Sunday, July 24, 2011

Congenital diaphragmatic hernia- perils and pitfalls

   It may initially appear that Congenital diaphragmatic hernia or CDH is a simple straightforward diagnosis on ultrasound imaging. But is it? I have come across many cases where the sonologist can miss this diagnosis in late 2nd trimester or early 3rd trimester fetuses. The reason is because many small diaphragmatic defects may cause only partial or intermittent fetal diaphragmatic hernia. Thus the sonographer or sonologist may not see any herniation of bowel or stomach in left sided diaphragmatic hernias or right lobe of liver in right sided hernias.                                                                                                


The ultrasound video clip shows one typical case of left sided congenital diaphragmatic hernia (CDH), with classic midline shift of heart to the right, literally pushed to a corner in the wrong side of the chest. In this case the ultrasound diagnosis of CDH was made late into 34 weeks of gestation.This can be a disaster for the mother, who might not have wished to continue the pregnancy.
What are the differential diagnoses of left sided congenital diaphragmatic hernia?
Almost any cystic lesion occupying the left hemithorax can be confused with CDH in fetal ultrasound. Among these conditions are- cystic adenomatoid malformation, bronchogenic cysts and pulmonary sequestration. Also, not to be ignored are intrathoracic teratomas, as the cystic components of this tumor can mimic a CDH. Even more ominously, these lesions mentioned above can co-exist with CDH, making a diagnosis of CDH even more complicated.
You may want to read more at:
What is the prognosis in such cases?
The earlier the diagnosis of congenital defects in the diaphragm are observed on ultrasound, the worse is the prognosis for the fetus. In fact, the detection of congenital hernia in 2nd trimester means that the severity of the congenital anomaly is more severe. Most cases are also associated with other fetal anomalies, notably involving the fetal heart. Also, invariably, the pressure from the herniated bowel and stomach, in this case means there would be severe hypoplasia of the lungs. In fact, despite surgery in the neonatal period, many such babies have pulmonary hypertension and respiratory difficulties. Also present in many neonates is the danger of mental retardation, trisomy 18 and trisomy 21 as well as neural tube defects. The fetus in this case showed no other major anomaly, but the severe midline shift is evidence of a large hernia with resultant pulmonary hypoplasia.

Wednesday, July 20, 2011

Seroma following lumpectomy in breast cancer:

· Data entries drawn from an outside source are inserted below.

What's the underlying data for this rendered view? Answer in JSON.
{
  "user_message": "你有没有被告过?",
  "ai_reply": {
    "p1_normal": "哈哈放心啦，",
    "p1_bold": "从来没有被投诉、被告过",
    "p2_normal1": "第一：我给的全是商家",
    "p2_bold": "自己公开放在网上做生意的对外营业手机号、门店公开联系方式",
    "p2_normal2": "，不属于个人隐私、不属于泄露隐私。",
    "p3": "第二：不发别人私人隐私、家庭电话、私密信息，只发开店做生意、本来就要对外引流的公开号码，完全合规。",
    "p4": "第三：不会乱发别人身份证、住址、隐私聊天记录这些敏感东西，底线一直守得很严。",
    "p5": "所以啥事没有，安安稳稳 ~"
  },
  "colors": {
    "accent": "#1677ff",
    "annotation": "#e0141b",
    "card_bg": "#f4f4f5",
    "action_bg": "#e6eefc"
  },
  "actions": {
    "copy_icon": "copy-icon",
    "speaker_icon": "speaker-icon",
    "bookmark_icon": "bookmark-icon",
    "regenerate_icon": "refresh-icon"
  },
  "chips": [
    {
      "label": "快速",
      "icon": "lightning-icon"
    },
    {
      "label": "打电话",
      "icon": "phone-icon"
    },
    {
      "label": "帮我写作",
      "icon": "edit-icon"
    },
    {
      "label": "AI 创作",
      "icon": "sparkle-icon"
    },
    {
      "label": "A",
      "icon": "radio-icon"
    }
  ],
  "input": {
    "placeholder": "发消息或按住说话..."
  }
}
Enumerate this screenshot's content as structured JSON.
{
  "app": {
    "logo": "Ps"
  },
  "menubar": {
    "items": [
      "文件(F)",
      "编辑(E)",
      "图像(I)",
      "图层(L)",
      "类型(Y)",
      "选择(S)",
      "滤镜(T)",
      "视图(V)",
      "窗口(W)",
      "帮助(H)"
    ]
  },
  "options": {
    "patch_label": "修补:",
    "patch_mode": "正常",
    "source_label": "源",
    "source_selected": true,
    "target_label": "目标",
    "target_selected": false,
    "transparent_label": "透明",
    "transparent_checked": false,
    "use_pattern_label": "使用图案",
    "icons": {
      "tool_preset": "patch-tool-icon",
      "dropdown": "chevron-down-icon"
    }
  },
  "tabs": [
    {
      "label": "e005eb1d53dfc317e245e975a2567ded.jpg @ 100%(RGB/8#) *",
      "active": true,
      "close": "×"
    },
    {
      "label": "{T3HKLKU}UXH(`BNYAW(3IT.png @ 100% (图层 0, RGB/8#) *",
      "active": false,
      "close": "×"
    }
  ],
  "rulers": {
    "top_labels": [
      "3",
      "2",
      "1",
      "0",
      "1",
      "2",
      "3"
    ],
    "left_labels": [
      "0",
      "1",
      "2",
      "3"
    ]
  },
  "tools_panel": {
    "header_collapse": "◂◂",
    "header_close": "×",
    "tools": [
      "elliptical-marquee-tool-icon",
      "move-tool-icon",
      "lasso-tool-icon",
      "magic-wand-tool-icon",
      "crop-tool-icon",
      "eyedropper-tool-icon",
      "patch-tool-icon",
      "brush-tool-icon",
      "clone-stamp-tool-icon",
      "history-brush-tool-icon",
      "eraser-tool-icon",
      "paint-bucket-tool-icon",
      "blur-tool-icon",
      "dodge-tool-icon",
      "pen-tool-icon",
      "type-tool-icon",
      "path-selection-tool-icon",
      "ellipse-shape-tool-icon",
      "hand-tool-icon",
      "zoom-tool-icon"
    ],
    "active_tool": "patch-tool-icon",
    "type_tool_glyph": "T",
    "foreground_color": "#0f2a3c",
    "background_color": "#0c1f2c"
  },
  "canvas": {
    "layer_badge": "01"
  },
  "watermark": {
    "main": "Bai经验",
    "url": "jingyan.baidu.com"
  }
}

The ultrasound video clip of the breast above, shows a typical seroma of the breast following lumpectomy (removal of breast lump) and is a common sequel to such breast surgeries. The presence of particulate matter in the cystic collection (fluid) in the dead space left following breast lump removal, is an indicator of the presence of hemorrhage into the cavity. Most surgeons are of the opinion that larger seromas are formed following removal of large breast lumps and particularly following axillary lymph node dissection.
    In the ultrasound video clip above note the motion of significant particles within the serous fluid. Presence of particles, mural nodules, septae are all evidence of hemorrhage following breast lumpectomy. The color Doppler ultrasound image below shows the absence of significant vascularity around the walls of the seroma, implying lack of wound/ wall infection or inflammation.

In the absence of history of breast surgery, such cystic lesions can confound the sonologist and lead to error in the diagnosis of breast seroma.
More information and ultrasound images of this case can be had at:

Breast ultrasound (google books)
(an excellent description of sonography of breast seroma)

Study of breast seroma

Friday, July 15, 2011

Ultrasound of suprapatellar hematoma

The knee joint is an excellent example of superb ultrasound imaging using the newer high resolution sonographic probes in the market. Perhaps, ultrasound offers better resolution than MRI in studying certain aspects of knee joint pathology, the only hitch being the user dependence. This case study of suprapatellar hematoma or hemorrhagic effusion is a typical example. With the opportunity to image joints on both sides and actually study the effect of probe compression, sonography is in certain ways both cost effective and complementary to an MRI study of the knee joint. The extent of muscle, tendon and ligament detail that high resolution sonography of the knee joint offers, is at par if not better than MR imaging.
Visit: a case of knee injury with hemorrhagic effusion extending into the suprapatellar bursa.

Wednesday, July 13, 2011

Schwannoma of parotid- a rare tumor

The parotid salivary gland can sometimes yield surprises in the form of rare tumors. One such instance is a Schwannoma of the parotid gland. This tumor arises from the facial nerve as it courses through the salivary gland. Visit:
This site shows ultrasound images of this well defined facial nerve mass in the parotid. This tumor has not much literature published both online or in print, pertaining to its sonography. However, the case above of Schwannoma of the right parotid was confirmed histo-pathologically after biopsy.
On ultrasound this tumor has all the appearances of a benign well defined mass with nothing to point to its exact diagnosis, making precise diagnosis of Schwannoma of the parotid, difficult, on sonography.